◆ **EXERCISE DETAILS**:
When a line in the entries contains the word "text", copy that line in full.

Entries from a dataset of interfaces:

⁂

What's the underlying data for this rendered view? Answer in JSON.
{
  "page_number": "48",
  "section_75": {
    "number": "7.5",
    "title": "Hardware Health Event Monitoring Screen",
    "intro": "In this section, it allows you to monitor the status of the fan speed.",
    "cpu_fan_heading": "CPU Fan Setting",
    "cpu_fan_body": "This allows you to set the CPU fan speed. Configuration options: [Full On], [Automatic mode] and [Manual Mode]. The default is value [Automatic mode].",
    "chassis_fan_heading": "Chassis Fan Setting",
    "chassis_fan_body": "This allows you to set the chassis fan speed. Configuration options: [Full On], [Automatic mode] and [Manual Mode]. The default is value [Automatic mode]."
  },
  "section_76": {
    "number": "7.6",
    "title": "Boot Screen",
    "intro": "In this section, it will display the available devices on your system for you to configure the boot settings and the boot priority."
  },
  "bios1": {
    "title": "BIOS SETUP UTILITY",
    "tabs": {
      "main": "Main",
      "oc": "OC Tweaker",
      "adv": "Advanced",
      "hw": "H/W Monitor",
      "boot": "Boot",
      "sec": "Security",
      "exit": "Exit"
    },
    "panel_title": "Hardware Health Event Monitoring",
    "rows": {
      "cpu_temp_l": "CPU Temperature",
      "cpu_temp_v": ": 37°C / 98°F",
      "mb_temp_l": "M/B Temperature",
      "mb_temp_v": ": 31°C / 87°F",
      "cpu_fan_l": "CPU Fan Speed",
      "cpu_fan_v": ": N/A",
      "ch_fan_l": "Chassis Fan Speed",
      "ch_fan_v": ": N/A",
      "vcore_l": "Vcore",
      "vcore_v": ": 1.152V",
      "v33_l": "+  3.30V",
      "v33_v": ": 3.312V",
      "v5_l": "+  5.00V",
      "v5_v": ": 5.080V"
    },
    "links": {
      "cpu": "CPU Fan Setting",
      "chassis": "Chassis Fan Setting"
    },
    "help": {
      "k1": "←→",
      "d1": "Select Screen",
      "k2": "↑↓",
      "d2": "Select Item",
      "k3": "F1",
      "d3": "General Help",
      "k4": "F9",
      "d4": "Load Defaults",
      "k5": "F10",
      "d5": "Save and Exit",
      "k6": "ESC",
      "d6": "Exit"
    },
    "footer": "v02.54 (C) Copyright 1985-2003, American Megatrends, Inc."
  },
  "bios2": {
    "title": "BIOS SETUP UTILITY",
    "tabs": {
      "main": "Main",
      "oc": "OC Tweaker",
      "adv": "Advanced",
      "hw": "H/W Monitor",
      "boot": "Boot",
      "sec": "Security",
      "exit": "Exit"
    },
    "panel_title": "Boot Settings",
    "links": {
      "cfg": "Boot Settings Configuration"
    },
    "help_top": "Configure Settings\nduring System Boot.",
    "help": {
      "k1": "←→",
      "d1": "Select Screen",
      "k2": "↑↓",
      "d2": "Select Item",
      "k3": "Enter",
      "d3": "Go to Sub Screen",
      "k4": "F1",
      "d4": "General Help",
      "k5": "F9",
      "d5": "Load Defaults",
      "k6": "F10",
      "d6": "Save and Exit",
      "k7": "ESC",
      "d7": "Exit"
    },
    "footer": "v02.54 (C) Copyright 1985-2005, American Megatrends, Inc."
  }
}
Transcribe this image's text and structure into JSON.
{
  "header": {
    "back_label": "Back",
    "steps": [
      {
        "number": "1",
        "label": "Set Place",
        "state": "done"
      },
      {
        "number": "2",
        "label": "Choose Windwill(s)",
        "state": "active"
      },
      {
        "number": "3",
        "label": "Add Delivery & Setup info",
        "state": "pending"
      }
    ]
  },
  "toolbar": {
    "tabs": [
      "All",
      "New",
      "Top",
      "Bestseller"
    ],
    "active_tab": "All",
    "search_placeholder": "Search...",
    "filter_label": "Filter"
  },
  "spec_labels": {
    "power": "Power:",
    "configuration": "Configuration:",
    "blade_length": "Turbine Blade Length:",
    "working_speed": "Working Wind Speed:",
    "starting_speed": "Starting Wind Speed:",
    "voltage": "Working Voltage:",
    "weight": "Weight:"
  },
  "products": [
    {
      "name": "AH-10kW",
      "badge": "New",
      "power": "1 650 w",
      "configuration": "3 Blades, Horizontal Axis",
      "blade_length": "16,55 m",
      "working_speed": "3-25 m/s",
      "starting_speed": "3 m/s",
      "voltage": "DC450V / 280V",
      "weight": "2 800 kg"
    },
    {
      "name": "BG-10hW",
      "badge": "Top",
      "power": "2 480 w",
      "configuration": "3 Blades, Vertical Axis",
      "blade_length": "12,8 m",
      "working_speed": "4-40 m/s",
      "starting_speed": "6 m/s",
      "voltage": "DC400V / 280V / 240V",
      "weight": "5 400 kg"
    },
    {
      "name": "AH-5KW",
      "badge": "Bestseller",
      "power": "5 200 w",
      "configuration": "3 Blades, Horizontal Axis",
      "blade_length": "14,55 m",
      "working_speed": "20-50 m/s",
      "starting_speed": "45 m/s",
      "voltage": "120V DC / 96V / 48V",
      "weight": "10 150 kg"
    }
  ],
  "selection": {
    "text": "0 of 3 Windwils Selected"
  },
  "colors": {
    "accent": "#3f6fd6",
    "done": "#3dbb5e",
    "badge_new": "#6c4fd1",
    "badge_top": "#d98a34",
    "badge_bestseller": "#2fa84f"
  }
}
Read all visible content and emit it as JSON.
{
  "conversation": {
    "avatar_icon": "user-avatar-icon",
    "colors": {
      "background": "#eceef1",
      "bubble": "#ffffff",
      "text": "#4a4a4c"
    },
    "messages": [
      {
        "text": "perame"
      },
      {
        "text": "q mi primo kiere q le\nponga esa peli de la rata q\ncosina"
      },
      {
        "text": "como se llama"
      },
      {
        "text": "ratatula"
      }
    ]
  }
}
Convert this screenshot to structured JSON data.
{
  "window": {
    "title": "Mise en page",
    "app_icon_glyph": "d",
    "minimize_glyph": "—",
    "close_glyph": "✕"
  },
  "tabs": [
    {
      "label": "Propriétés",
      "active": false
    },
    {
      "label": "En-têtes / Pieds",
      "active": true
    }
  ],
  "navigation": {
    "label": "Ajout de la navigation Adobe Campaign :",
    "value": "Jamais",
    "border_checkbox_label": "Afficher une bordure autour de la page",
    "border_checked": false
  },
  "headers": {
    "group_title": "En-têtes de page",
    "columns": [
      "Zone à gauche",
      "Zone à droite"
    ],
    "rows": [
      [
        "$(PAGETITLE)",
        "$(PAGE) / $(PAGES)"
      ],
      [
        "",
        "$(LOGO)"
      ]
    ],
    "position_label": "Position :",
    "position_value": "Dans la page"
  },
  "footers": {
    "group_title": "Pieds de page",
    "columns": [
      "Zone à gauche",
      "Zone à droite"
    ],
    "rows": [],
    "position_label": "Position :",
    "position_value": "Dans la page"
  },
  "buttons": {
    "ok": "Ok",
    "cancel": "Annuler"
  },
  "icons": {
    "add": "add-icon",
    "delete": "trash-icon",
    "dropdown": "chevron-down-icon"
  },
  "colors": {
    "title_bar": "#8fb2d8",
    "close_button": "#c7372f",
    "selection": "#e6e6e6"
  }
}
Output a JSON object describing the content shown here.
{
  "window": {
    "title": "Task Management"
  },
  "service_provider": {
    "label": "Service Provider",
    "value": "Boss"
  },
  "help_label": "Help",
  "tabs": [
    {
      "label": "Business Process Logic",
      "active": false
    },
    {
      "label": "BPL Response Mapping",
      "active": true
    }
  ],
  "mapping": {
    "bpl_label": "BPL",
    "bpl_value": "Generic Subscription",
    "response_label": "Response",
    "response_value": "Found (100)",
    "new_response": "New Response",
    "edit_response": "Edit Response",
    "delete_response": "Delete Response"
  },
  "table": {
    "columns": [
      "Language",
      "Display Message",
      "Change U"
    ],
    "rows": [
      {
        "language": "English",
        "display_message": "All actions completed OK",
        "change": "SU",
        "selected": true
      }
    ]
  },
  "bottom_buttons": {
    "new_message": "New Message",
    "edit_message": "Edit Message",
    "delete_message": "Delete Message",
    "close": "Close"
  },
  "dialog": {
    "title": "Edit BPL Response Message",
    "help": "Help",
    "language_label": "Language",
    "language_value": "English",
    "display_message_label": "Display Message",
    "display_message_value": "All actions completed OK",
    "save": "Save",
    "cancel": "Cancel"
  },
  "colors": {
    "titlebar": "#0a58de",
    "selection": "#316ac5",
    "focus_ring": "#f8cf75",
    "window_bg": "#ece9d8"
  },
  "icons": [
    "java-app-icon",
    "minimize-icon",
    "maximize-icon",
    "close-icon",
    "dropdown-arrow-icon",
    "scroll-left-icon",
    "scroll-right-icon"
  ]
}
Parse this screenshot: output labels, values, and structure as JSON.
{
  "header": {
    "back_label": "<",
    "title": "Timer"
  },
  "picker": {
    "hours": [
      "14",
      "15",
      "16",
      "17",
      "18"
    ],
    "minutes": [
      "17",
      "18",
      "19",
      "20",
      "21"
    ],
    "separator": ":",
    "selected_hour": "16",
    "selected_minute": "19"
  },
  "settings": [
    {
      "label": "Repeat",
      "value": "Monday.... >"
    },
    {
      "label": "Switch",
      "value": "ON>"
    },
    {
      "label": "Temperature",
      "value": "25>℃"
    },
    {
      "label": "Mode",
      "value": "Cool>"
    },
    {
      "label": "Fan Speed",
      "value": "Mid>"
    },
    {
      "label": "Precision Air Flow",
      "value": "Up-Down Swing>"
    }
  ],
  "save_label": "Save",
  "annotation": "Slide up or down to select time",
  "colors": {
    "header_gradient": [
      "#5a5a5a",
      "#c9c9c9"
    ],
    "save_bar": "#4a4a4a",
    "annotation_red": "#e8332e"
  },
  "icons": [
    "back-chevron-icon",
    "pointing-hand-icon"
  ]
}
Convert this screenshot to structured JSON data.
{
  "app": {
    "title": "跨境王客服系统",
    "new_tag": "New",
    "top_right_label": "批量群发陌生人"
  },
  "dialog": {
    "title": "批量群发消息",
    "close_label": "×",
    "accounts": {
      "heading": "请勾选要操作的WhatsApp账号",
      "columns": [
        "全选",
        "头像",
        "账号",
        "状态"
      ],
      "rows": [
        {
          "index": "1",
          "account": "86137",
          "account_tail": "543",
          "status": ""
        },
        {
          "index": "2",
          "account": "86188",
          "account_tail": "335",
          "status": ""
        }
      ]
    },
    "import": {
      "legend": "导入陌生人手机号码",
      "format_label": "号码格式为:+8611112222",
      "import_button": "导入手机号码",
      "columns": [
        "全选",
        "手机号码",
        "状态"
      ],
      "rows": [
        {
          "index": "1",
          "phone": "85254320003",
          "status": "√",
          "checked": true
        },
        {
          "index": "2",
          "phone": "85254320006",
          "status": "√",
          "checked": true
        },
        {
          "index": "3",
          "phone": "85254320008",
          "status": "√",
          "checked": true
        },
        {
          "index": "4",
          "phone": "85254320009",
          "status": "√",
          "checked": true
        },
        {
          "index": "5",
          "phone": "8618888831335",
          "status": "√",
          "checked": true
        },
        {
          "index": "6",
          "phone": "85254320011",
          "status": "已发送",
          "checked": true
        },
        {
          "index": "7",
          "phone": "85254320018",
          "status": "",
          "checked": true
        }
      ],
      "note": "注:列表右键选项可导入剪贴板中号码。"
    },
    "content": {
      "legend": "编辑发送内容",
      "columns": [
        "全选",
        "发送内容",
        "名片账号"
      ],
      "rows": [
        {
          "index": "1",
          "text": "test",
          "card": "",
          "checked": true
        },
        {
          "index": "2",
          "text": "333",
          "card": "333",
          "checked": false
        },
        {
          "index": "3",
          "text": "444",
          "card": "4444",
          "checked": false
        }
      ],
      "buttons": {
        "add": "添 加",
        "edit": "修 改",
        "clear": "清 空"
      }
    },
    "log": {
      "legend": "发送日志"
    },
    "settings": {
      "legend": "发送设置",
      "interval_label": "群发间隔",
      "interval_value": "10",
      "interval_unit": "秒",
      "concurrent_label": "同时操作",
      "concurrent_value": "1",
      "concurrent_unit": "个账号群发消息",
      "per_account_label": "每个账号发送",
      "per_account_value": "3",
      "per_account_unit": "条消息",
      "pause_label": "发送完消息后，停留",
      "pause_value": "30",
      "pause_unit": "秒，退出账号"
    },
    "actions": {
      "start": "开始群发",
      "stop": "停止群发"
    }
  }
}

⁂

◆ **REPLY**:
Transcribe this image's text and structure into JSON.
    "text": "0 of 3 Windwils Selected"
      "text": "#4a4a4c"
        "text": "perame"
        "text": "q mi primo kiere q le\nponga esa peli de la rata q\ncosina"
        "text": "como se llama"
        "text": "ratatula"
          "text": "test",
          "text": "333",
          "text": "444",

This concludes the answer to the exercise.